THE world around us is changing at a rapid pace. So is our region South Asia. Global and regional geopolitics are profoundly impacting Pakistan’s relevance to today’s world. Domestic political, economic and societal changes have also affected Pakistan’s global standing. Critically, the country has a serious image problem, which makes the world view it with deep concern.
The world is worried that Pakistan continues to suffer from political instability, and lives beyond its means even when its economy is in a shambles. Foreign and domestic investors are nervous about the weakening rule of law and inconsistent policies in Pakistan. All this can change by mustering sufficient political will. However, for now, our economic future remains uncertain.
What surprises our friends is that the country was once a rising star in the developing world. In the 1960s, we were building dams, vitalising our agriculture, and creating development plans that were the envy of emerging economies. Sadly, those days are gone. However, we can certainly take inspiration from the fact that we created an economic miracle once, and should be able to recreate it.

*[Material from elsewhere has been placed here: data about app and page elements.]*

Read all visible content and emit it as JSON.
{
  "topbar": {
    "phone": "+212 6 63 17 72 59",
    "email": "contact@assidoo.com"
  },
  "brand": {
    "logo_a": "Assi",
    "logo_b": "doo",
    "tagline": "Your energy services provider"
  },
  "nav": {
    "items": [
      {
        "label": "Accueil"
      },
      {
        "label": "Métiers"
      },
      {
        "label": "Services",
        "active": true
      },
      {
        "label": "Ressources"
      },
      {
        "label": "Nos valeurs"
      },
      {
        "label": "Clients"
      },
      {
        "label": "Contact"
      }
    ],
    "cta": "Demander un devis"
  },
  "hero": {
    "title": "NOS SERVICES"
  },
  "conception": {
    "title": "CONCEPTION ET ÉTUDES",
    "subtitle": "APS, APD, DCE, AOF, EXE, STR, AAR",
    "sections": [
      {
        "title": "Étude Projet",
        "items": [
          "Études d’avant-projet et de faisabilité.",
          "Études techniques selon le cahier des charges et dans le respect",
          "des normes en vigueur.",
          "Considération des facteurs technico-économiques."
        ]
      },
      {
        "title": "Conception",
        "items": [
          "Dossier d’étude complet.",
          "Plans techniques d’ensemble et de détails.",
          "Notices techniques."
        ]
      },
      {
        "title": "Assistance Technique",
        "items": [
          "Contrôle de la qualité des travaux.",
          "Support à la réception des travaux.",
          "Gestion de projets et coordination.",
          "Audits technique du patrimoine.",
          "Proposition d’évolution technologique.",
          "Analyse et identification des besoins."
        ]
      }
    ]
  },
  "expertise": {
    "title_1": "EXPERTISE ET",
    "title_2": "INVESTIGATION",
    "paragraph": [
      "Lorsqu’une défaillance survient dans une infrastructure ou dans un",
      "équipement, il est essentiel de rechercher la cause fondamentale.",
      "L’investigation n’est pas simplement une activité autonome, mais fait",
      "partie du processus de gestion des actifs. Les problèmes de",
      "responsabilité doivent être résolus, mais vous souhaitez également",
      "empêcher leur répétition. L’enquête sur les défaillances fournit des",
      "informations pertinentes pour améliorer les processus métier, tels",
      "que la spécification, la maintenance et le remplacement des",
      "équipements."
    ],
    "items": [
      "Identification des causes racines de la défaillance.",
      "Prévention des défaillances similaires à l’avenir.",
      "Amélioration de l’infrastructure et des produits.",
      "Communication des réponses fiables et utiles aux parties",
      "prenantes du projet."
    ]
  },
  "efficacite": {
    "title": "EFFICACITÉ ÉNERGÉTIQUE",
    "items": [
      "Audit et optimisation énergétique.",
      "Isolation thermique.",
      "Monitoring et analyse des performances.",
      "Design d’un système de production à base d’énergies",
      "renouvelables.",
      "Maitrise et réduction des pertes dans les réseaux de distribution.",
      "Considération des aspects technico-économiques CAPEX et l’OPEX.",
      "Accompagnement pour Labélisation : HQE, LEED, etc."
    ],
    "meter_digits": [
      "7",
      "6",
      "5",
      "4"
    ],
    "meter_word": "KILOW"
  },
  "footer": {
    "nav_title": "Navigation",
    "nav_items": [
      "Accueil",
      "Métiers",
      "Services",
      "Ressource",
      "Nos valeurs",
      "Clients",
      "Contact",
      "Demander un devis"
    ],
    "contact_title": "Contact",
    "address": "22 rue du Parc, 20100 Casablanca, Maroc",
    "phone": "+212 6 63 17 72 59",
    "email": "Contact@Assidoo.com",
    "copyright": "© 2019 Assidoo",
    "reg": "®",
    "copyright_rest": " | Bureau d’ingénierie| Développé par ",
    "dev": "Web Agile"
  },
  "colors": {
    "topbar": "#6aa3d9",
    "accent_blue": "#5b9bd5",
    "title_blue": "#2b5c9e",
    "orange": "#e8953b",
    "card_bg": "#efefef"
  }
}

Another lens through which the world views Pakistan is terrorism and extremism. Since 9/11, when the US launched its ‘war on terror’, and Pakistan got dragged into it, we have lost thousands of lives and suffered huge financial losses. But we bravely confronted the menace of terrorism and recovered the ground lost to terrorists. Regrettably, despite these successes and sacrifices, the threat of terrorism continues to hover over us, most recently in the form of TTP, which is using Afghan soil to attack targets in Pakistan.
The priority is to put our own house in order.
To make matters worse, India has launched a relentless campaign to isolate Pakistan, using the mantra of cross-border terrorism. This is ironic. A country that has suffered from terrorism and has spent all its energies fighting it is being accused of cross-border terrorism by a country which is in the news lately for targeted killing on foreign soil.
The world also views Pakistan as a country that has not sufficiently focused on its human resource development. Our population is growing at a much faster pace than the economic resources required to sustain them. We are lagging behind in education, health and other development indices, and rank embarrassingly low on the UN Human Development Index.
Pakistan is situated in a tough neighbourhood with unresolved conflicts and low intra-regional connectivity. The Kashmir dispute continues to bedevil our ties with India, which is seeking to transform itself into a Hindu state. On the western frontier, peace in Afghanistan remains tentative.
If we want the world to view us differently, the top priority is to put our political and economic house in order. Some experts have argued that resources are not an issue as enough savings can accrue by curbing wasteful expenses, subsidies, and exemptions, and by broadening the tax net, and adopting home-grown solutions. It has been argued that capacity, too, is not a hindrance, provided incentives are aligned with national priorities.
Second, Pakistan has a young population. The youth bulge can be an advantage at a time when several leading economies have ageing populations. However, if the youth are not equipped with education and the appropriate skills, this advantage could turn into a liability.
Third, Pakistan has formidable military and nuclear deterrence that can keep it secure against outside aggression. That provides ample space for the leadership to focus its energies on development.
Fourth, our rich cultural heritage and tourism potential must be accorded high priority. Pakistan has an enviable archaeological heritage in Mehrgarh, Mohenjodaro, Harappa, and Gandhara. We are a bastion of several faiths — Hinduism, Buddhism, Sikhism, and Sufi Islam. And we are home to mighty mountains that attract international mountaineers. If we build our tourism around these treasures, Pakistan’s international image will be associated with tourism rather than extremism.
Fifth, Pakistan can also be a hub of connectivity between three vast regions: Indo-Pacific, Central Asia, and West Asia. To optimally utilise this economic geography, Pakistan would need to develop infrastructure and trade connectivity, both north-south and east-west.
Finally, a word about the battle of narratives. Pakistan’s detractors have run campaigns on media and social media spreading negativity. Our academia, think tanks and media houses should be co-opted by the government as its partners to project an image of Pakistan that blunts the stereotypes being created deliberately to distort the reality of this country and its people.
The writer is a former foreign secretary and chairman of Sanober Institute Islamabad.
Published in Dawn, December 10th, 2023